- Newly released documents give a peek behind the curtain of the terrorist watch list
- A person must meet "the reasonable suspicion standard" after acquittal
- Law enforcement officers are instructed not to tell people if they are or are not on the list
Newly released FBI documents say a person's name could be on the U.S. government's terror watch list even if terror charges have been dismissed or if the person has been acquitted in a trial.
A December 2010 FBI memo distributed to the bureau's field offices leaves the door open for a person to remain on the list following acquittal or dismissal of charges, although it says such a person "must still meet the reasonable suspicion standard in order to remain on, or be subsequently nominated to, the terrorist watch list."
The document says in most cases a person's name would be removed from the roster.
The memo says a person cannot be watch-listed based solely on "hunches" and that there must be "particularized derogatory information" that a person could be a national security threat. In addition, the memo says there must be at least "one source of corroboration" connecting someone to terrorist activities.
The memo was among 91 pages of documents the FBI released in response to a Freedom of Information Act request by the Electronic Privacy Information Center. Many details about how the watch list works have not been known to the public. Inclusion on the roster could mean someone would not be able to fly on an airplane or cross a border to enter the United States. At a minimum, a person could face additional screening or questioning.
Among the information revealed in the documents is the guidance given to law enforcement officers about what action they should take if they come into contact with someone on the watch list.

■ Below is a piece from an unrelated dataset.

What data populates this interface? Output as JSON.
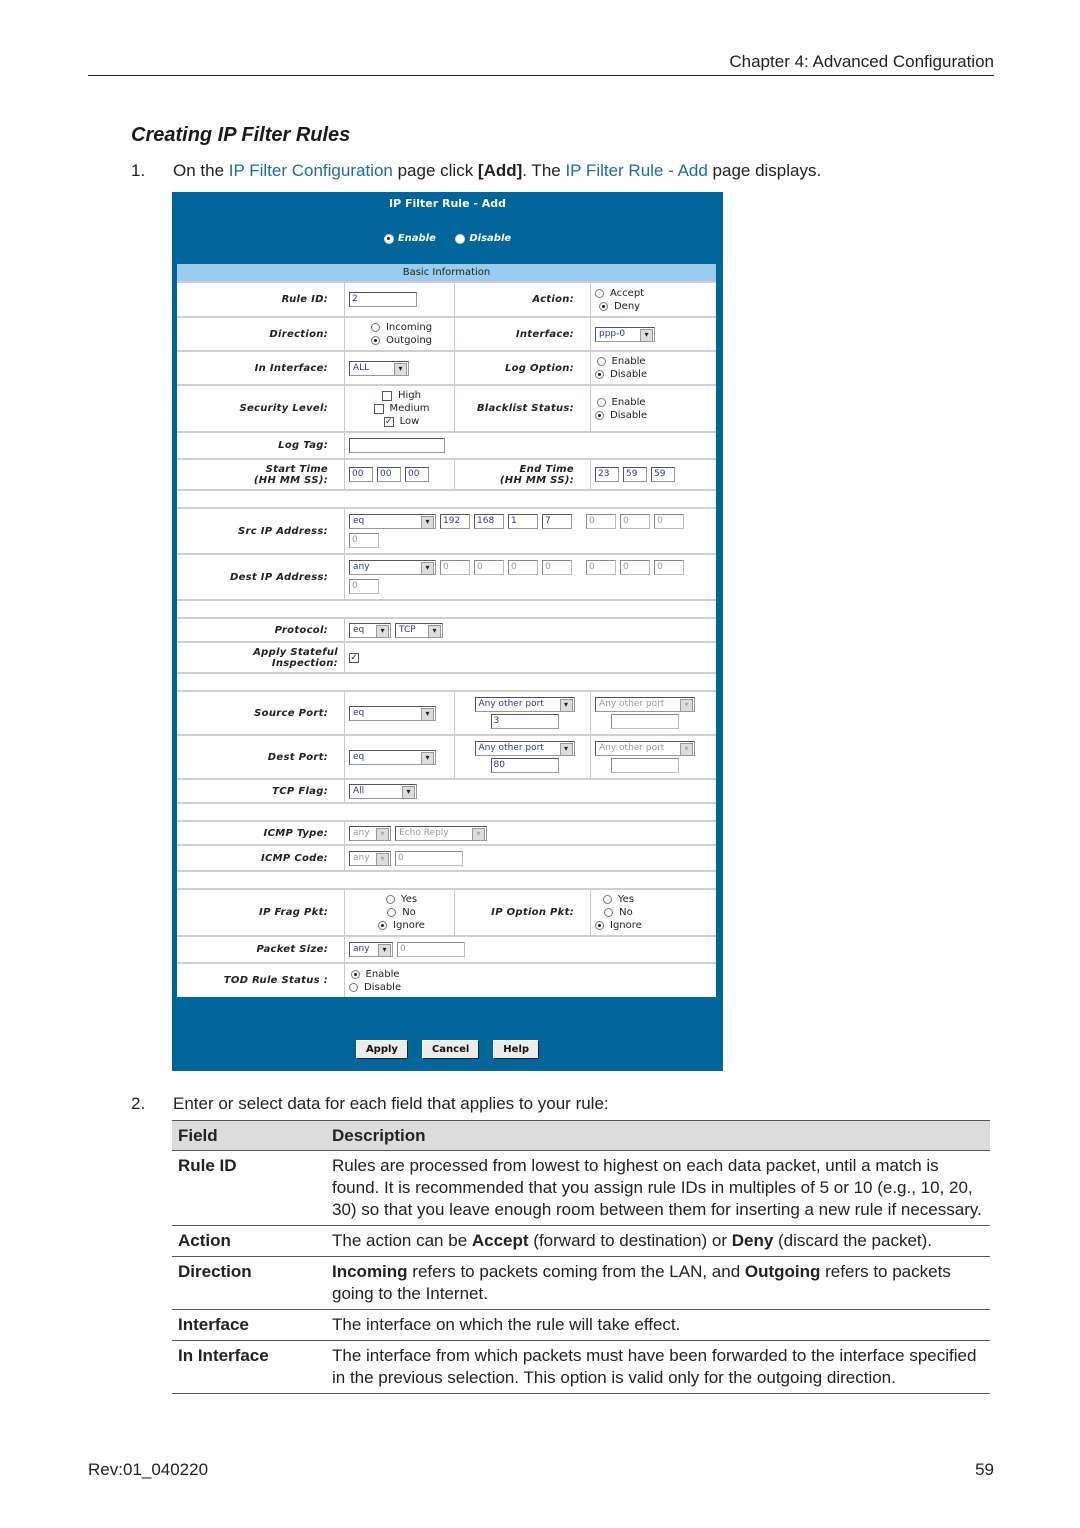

It details a three-tiered system of "handling codes" in which a person would be arrested if there is a outstanding arrest warrant; questioned while checks are made with the Department of Homeland Security and other officials about whether someone should be detained; or allowed to move on without interference.
The December FBI memo repeatedly states law enforcement agents should not tell a person that his or her name may be on the terror watch list.
Timothy Healy, director of the FBI's Terrorist Screening Center, said the newly released documents show the watch list process is "very detailed and exhaustive, and provides a mechanism for modifying and removing individuals from the watch list based on the latest intelligence."
In a written statement, Healy called the watch list "one of the most effective tools we have in the ongoing fight against terrorism." He also said most of the people who have filed complaints are mistaken in believing they have been listed. Healy said less than 1% of those who filed complaints were on the terror watch list.
Ginger McCall, a counsel for the Electronic Privacy Information Center, expressed concern about the information in the FBI documents. "In the U.S., you are supposed to be presumed innocent, but not on the watch list," McCall told CNN. "If you are acquitted you can still be on the list."
She also criticized the instructions about not telling people whether they are on the roster of possible terrorists. "It's frightening to think you could be on such a list and have no ability to find out," McCall said.
Approximately 420,000 people are included on the government's terrorist watch list, according to information released just before the 10th anniversary of the September 11 terror attacks. Around 16,000 people are on the no-fly list and fewer than 500 of those are U.S. citizens.